PROBLEM STATEMENT -> Which lines of the entries below hold the word "content"? Report each of them.

Stored items
* * * * * * * * *

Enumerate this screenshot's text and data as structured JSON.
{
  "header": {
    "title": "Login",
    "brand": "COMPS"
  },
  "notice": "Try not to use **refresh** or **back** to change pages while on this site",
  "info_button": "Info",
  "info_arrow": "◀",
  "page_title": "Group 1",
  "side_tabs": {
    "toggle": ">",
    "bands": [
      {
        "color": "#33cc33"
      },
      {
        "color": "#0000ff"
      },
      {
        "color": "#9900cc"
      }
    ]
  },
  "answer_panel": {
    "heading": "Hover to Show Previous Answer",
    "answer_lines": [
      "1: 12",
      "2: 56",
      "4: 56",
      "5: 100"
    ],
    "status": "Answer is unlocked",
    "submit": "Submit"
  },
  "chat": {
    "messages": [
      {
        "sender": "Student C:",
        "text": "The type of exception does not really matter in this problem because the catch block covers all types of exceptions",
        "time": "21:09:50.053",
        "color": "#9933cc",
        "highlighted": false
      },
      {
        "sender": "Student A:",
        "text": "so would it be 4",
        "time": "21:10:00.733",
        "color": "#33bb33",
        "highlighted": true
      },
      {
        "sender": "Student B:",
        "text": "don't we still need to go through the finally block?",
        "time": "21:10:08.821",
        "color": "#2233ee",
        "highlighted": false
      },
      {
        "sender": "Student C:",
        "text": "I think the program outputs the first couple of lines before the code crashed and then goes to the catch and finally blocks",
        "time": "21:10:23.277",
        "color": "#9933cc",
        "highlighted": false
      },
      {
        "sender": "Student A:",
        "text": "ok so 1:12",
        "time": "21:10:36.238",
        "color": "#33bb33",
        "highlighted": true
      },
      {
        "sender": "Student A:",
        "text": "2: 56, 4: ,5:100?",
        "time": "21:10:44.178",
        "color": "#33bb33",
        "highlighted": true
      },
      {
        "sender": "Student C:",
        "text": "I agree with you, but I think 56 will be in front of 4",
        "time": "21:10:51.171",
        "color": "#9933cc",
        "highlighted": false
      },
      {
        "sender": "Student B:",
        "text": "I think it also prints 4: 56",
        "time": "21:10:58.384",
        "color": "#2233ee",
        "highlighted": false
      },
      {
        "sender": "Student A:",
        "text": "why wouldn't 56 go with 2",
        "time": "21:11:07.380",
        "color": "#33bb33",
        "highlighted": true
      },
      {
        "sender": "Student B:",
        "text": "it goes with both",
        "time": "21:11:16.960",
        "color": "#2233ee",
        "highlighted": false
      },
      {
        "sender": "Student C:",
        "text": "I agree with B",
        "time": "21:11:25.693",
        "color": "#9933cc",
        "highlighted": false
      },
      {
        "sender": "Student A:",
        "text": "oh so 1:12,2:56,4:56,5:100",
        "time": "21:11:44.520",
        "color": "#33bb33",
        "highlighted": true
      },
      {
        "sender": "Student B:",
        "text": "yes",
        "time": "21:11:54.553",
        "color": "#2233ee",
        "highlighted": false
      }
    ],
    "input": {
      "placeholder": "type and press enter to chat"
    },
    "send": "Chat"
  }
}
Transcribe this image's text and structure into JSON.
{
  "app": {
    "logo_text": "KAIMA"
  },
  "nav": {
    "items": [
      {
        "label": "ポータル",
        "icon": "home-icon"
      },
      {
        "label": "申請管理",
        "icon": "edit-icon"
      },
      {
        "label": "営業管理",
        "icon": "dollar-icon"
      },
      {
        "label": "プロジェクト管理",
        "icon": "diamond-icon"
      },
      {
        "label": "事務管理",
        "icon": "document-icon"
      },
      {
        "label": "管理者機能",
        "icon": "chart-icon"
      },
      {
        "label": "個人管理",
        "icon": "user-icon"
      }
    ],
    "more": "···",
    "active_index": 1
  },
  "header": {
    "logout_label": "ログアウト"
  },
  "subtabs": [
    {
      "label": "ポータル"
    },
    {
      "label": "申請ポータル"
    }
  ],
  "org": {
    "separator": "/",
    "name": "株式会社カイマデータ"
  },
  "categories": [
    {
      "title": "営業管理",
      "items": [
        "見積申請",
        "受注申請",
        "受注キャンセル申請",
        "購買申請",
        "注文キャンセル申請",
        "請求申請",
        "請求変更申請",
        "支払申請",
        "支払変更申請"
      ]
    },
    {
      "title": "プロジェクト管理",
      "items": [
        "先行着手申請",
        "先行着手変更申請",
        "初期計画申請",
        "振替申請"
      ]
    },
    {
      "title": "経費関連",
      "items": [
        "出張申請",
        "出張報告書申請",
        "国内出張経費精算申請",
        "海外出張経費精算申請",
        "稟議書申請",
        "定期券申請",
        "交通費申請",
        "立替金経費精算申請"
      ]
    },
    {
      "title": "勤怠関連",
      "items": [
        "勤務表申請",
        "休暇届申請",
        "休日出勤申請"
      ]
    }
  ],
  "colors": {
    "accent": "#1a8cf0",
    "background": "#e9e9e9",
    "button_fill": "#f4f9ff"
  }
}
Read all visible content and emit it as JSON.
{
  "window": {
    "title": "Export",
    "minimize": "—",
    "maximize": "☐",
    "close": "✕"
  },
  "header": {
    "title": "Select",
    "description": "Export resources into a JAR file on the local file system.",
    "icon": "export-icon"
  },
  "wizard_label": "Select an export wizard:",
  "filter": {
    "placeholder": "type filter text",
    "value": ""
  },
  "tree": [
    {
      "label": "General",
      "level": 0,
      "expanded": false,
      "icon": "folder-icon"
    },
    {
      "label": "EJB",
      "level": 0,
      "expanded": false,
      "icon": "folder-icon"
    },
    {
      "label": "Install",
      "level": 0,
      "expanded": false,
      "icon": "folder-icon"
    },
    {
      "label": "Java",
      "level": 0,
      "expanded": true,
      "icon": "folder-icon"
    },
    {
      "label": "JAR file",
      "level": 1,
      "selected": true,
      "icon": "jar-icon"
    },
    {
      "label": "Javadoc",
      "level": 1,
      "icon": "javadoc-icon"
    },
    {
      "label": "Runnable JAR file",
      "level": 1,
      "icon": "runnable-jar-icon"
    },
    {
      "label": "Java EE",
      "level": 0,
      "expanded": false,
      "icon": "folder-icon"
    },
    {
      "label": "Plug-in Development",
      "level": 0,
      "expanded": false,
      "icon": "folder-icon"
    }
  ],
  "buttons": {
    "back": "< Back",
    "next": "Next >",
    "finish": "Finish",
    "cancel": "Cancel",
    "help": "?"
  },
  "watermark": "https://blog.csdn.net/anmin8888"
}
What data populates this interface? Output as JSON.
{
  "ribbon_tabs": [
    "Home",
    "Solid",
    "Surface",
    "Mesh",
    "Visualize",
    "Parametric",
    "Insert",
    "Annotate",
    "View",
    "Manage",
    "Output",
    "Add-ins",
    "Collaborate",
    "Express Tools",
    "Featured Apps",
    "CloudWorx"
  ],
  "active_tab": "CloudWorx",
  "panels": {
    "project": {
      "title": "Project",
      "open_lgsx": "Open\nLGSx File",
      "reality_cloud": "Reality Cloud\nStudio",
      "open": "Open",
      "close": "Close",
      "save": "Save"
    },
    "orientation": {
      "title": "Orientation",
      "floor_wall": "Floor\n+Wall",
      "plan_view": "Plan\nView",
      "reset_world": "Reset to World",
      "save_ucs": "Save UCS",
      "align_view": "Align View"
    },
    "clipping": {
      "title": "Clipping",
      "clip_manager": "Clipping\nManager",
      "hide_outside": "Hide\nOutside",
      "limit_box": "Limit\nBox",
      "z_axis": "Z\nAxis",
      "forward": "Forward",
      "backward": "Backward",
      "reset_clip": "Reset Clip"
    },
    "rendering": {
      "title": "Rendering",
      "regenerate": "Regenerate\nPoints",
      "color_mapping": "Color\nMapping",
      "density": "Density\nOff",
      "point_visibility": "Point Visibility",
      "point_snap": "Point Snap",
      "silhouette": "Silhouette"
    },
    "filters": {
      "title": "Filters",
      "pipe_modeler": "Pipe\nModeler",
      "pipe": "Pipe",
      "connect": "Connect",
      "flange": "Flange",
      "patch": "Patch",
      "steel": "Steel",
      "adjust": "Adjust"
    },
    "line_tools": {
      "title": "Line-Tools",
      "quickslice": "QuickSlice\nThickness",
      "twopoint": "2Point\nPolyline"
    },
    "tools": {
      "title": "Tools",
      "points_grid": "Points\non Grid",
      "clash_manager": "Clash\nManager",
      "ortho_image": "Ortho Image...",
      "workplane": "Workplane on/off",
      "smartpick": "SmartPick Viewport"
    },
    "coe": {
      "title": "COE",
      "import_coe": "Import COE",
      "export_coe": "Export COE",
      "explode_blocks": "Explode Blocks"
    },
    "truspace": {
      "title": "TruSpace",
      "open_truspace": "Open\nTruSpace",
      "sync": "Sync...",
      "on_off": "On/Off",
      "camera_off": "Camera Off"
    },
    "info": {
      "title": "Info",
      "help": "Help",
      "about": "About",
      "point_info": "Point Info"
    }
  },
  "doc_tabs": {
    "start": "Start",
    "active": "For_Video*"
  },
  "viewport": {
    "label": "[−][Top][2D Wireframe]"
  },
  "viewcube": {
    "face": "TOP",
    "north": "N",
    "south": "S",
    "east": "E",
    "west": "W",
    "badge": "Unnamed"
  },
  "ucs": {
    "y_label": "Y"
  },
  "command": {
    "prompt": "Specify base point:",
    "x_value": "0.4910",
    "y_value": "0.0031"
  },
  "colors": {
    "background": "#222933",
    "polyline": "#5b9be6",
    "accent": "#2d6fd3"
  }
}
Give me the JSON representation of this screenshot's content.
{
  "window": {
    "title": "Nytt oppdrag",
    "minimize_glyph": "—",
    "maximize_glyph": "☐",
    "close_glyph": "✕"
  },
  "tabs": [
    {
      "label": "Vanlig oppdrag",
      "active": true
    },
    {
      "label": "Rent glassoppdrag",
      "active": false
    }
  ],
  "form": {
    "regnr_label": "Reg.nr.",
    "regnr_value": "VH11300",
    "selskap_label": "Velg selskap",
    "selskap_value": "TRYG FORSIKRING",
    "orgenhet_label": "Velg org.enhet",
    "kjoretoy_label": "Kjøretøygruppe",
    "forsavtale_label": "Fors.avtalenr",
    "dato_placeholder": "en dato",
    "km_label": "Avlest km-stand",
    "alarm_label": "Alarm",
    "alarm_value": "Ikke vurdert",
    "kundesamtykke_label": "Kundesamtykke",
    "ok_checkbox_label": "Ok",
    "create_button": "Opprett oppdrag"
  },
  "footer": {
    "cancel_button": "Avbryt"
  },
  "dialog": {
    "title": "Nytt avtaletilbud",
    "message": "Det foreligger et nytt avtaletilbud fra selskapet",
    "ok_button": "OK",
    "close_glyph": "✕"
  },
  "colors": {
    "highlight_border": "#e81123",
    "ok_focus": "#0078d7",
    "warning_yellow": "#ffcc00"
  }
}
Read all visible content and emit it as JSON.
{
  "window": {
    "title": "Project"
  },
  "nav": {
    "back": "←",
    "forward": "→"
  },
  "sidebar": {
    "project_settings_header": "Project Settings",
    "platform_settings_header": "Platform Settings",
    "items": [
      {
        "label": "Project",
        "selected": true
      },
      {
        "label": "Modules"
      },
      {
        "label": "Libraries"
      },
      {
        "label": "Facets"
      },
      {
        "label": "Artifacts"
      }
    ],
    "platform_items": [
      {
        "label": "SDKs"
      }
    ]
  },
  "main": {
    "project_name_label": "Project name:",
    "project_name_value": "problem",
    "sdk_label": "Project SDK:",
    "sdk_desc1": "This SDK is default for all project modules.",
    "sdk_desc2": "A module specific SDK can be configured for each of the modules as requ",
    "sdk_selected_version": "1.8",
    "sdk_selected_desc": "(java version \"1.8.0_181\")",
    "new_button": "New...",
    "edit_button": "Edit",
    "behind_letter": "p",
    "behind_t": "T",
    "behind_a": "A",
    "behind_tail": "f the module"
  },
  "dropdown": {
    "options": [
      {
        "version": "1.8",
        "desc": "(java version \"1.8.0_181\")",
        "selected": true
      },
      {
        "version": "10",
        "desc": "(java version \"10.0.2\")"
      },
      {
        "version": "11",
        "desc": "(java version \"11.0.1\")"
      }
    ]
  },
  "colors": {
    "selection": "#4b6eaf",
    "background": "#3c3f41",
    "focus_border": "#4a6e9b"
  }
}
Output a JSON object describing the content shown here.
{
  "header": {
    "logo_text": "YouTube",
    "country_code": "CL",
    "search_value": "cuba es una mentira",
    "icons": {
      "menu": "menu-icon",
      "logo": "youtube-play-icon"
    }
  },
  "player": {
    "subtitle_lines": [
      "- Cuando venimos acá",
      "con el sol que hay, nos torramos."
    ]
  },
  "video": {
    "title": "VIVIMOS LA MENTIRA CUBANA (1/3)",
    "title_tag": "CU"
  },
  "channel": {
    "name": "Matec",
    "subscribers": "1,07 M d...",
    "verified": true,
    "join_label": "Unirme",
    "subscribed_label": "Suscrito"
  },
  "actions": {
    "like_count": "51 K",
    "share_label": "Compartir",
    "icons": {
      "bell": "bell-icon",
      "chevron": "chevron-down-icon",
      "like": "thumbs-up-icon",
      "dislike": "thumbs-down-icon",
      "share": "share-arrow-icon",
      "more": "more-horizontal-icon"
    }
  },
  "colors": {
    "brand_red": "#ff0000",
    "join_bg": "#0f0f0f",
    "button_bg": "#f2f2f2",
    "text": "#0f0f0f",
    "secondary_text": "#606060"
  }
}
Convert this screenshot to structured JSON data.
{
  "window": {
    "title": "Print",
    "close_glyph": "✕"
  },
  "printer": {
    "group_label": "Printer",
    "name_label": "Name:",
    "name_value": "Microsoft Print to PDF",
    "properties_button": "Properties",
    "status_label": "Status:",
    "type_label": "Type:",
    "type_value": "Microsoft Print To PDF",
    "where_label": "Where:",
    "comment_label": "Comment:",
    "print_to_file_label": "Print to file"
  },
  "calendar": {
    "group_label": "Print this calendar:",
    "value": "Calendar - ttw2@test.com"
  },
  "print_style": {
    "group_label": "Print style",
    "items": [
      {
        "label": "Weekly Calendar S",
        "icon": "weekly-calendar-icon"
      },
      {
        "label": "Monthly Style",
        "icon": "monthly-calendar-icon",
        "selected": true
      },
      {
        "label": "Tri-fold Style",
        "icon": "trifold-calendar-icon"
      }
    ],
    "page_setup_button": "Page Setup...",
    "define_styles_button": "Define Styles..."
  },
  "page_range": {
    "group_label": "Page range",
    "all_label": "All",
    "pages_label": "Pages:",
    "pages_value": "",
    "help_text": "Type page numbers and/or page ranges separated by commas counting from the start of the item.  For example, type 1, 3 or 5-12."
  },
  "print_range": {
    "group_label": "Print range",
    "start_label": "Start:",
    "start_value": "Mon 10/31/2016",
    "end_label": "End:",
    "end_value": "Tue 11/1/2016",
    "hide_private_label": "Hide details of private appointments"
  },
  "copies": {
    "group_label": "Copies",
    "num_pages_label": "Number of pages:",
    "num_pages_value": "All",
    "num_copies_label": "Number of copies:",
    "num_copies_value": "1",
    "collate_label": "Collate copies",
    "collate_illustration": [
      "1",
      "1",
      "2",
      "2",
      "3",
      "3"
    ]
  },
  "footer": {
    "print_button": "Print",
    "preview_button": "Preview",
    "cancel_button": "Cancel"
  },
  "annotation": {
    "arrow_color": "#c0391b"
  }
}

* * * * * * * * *

OUTPUT OF THE TASK ->
Read all visible content and emit it as JSON.
Give me the JSON representation of this screenshot's content.
Read all visible content and emit it as JSON.
Output a JSON object describing the content shown here.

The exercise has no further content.